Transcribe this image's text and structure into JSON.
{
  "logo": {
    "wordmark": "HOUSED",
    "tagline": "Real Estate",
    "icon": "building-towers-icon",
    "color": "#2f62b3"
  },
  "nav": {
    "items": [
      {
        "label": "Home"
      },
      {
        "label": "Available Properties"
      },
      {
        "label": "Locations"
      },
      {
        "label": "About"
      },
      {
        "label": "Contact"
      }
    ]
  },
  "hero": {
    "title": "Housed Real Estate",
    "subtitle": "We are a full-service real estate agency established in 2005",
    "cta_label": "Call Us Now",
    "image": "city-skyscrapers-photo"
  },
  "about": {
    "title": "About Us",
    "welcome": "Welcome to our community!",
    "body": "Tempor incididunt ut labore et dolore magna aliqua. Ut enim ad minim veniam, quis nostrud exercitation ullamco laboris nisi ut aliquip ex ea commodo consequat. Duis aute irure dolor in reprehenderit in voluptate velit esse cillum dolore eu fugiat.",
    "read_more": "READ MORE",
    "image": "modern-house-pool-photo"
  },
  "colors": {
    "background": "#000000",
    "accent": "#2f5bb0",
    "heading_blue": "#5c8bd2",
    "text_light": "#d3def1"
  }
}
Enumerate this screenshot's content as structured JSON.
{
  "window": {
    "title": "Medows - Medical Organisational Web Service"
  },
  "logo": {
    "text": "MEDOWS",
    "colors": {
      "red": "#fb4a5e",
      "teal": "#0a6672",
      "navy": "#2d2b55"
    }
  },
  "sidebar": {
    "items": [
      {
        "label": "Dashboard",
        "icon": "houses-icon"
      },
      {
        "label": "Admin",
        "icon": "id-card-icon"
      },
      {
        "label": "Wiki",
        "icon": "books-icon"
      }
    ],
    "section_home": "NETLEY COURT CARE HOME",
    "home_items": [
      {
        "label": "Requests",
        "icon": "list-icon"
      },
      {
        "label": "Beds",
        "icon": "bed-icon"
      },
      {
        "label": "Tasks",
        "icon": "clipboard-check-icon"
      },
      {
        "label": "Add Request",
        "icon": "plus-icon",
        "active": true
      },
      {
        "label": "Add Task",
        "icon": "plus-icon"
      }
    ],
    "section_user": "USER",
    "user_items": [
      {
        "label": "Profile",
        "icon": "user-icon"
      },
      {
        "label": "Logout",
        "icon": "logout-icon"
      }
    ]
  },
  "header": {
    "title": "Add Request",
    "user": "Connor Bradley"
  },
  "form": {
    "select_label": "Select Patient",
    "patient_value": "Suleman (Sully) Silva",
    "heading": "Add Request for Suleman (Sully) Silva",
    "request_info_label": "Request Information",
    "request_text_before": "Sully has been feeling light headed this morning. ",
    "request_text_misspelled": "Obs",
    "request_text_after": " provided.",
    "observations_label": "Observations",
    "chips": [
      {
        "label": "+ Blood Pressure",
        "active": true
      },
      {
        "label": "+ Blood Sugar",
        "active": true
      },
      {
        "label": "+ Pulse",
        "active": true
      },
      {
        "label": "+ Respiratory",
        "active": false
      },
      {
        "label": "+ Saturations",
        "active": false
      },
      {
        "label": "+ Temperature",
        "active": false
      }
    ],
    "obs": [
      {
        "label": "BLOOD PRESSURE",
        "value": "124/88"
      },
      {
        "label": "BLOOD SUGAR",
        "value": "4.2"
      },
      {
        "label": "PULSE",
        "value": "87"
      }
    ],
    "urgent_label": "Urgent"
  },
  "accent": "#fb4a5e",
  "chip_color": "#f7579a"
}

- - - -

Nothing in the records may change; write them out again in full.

◆ **Result of the exercise**:
Transcribe this image's text and structure into JSON.
{
  "logo": {
    "wordmark": "HOUSED",
    "tagline": "Real Estate",
    "icon": "building-towers-icon",
    "color": "#2f62b3"
  },
  "nav": {
    "items": [
      {
        "label": "Home"
      },
      {
        "label": "Available Properties"
      },
      {
        "label": "Locations"
      },
      {
        "label": "About"
      },
      {
        "label": "Contact"
      }
    ]
  },
  "hero": {
    "title": "Housed Real Estate",
    "subtitle": "We are a full-service real estate agency established in 2005",
    "cta_label": "Call Us Now",
    "image": "city-skyscrapers-photo"
  },
  "about": {
    "title": "About Us",
    "welcome": "Welcome to our community!",
    "body": "Tempor incididunt ut labore et dolore magna aliqua. Ut enim ad minim veniam, quis nostrud exercitation ullamco laboris nisi ut aliquip ex ea commodo consequat. Duis aute irure dolor in reprehenderit in voluptate velit esse cillum dolore eu fugiat.",
    "read_more": "READ MORE",
    "image": "modern-house-pool-photo"
  },
  "colors": {
    "background": "#000000",
    "accent": "#2f5bb0",
    "heading_blue": "#5c8bd2",
    "text_light": "#d3def1"
  }
}
Enumerate this screenshot's content as structured JSON.
{
  "window": {
    "title": "Medows - Medical Organisational Web Service"
  },
  "logo": {
    "text": "MEDOWS",
    "colors": {
      "red": "#fb4a5e",
      "teal": "#0a6672",
      "navy": "#2d2b55"
    }
  },
  "sidebar": {
    "items": [
      {
        "label": "Dashboard",
        "icon": "houses-icon"
      },
      {
        "label": "Admin",
        "icon": "id-card-icon"
      },
      {
        "label": "Wiki",
        "icon": "books-icon"
      }
    ],
    "section_home": "NETLEY COURT CARE HOME",
    "home_items": [
      {
        "label": "Requests",
        "icon": "list-icon"
      },
      {
        "label": "Beds",
        "icon": "bed-icon"
      },
      {
        "label": "Tasks",
        "icon": "clipboard-check-icon"
      },
      {
        "label": "Add Request",
        "icon": "plus-icon",
        "active": true
      },
      {
        "label": "Add Task",
        "icon": "plus-icon"
      }
    ],
    "section_user": "USER",
    "user_items": [
      {
        "label": "Profile",
        "icon": "user-icon"
      },
      {
        "label": "Logout",
        "icon": "logout-icon"
      }
    ]
  },
  "header": {
    "title": "Add Request",
    "user": "Connor Bradley"
  },
  "form": {
    "select_label": "Select Patient",
    "patient_value": "Suleman (Sully) Silva",
    "heading": "Add Request for Suleman (Sully) Silva",
    "request_info_label": "Request Information",
    "request_text_before": "Sully has been feeling light headed this morning. ",
    "request_text_misspelled": "Obs",
    "request_text_after": " provided.",
    "observations_label": "Observations",
    "chips": [
      {
        "label": "+ Blood Pressure",
        "active": true
      },
      {
        "label": "+ Blood Sugar",
        "active": true
      },
      {
        "label": "+ Pulse",
        "active": true
      },
      {
        "label": "+ Respiratory",
        "active": false
      },
      {
        "label": "+ Saturations",
        "active": false
      },
      {
        "label": "+ Temperature",
        "active": false
      }
    ],
    "obs": [
      {
        "label": "BLOOD PRESSURE",
        "value": "124/88"
      },
      {
        "label": "BLOOD SUGAR",
        "value": "4.2"
      },
      {
        "label": "PULSE",
        "value": "87"
      }
    ],
    "urgent_label": "Urgent"
  },
  "accent": "#fb4a5e",
  "chip_color": "#f7579a"
}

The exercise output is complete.